One of the most surprising was that the average age of the population of London at that time was very young. Of course people generally died younger, and 85,000 men had been lost in the Civil Wars, and young men took their places. Some men were sitting in Parliament at only 16 years old. Large gangs of youths - displaced from their homes or who had been soldiers in the armies - roamed the city searching for employment. What a place to put two naive country girls!
How long did it take you to write The Gilded Lily? How many drafts did it take?
It took just over eighteen months, though I had been mulling the idea for longer. I do a rough draft first with only basic research to draft the storyline. Then I research in more depth and the storyline develops and deepens. Sometimes it changes if the research leads me in a different direction. A third draft is about smaller details and characterisation. After that I draft and edit until I think it's ready, which can be about changing whole sections, or about worrying over a single word.

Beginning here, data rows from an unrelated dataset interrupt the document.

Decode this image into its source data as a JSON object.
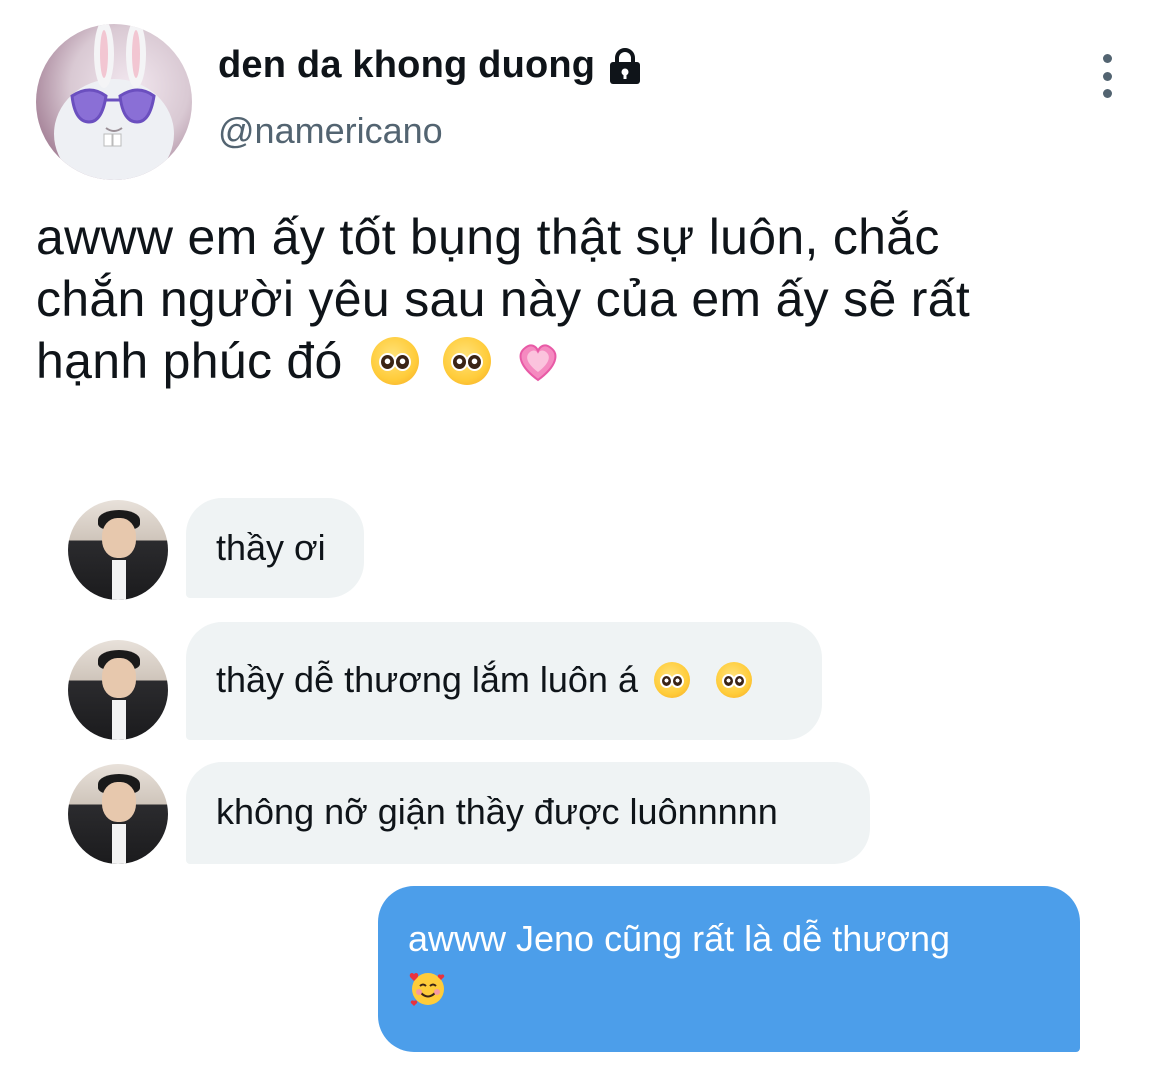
{
  "tweet": {
    "display_name": "den da khong duong",
    "handle": "@namericano",
    "text_line1": "awww em ấy tốt bụng thật sự luôn, chắc",
    "text_line2": "chắn người yêu sau này của em ấy sẽ rất",
    "text_line3": "hạnh phúc đó",
    "emojis": [
      "pleading-face-icon",
      "pleading-face-icon",
      "growing-heart-icon"
    ]
  },
  "messages": [
    {
      "text": "thầy ơi",
      "direction": "incoming"
    },
    {
      "text": "thầy dễ thương lắm luôn á",
      "direction": "incoming",
      "emojis": [
        "pleading-face-icon",
        "pleading-face-icon"
      ]
    },
    {
      "text": "không nỡ giận thầy được luônnnnn",
      "direction": "incoming"
    },
    {
      "text": "awww Jeno cũng rất là dễ thương",
      "direction": "outgoing",
      "emojis": [
        "smiling-face-with-hearts-icon"
      ]
    }
  ],
  "colors": {
    "text_primary": "#0f1419",
    "text_secondary": "#536471",
    "incoming_bubble": "#eff3f4",
    "outgoing_bubble": "#4c9eea"
  }
}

What advice would you give to an aspiring novelist?
Don't be in too much of a hurry to get the book out there. Editing is vital. In your editing process you can check through each character's scenes for consistency to make sure they are real people. If you are self-publishing make sure you get a professional editor. I'm lucky in that I have a publisher and a great editorial team behind my books. There are many good books being self-published now which could have been GREAT books, given an outside editorial eye. We need great books and great new writers so why settle for anything less?
And what are you working on now?My next book is called 'A Divided Inheritance'. It is set in Stuart England and Golden Age Spain and tells the story of a lace trader's daughter who has to travel to Seville to save her beloved home and rescue her inheritance from her firebrand cousin. It will be out in October 2013.
It will be hard to wait till October, that's for sure! Thank you, Dee! Deborah can be reached through her website (www.deborahswift.co.uk), Blog (www.deborahswift.blogspot.com)or through twitter @swiftstory.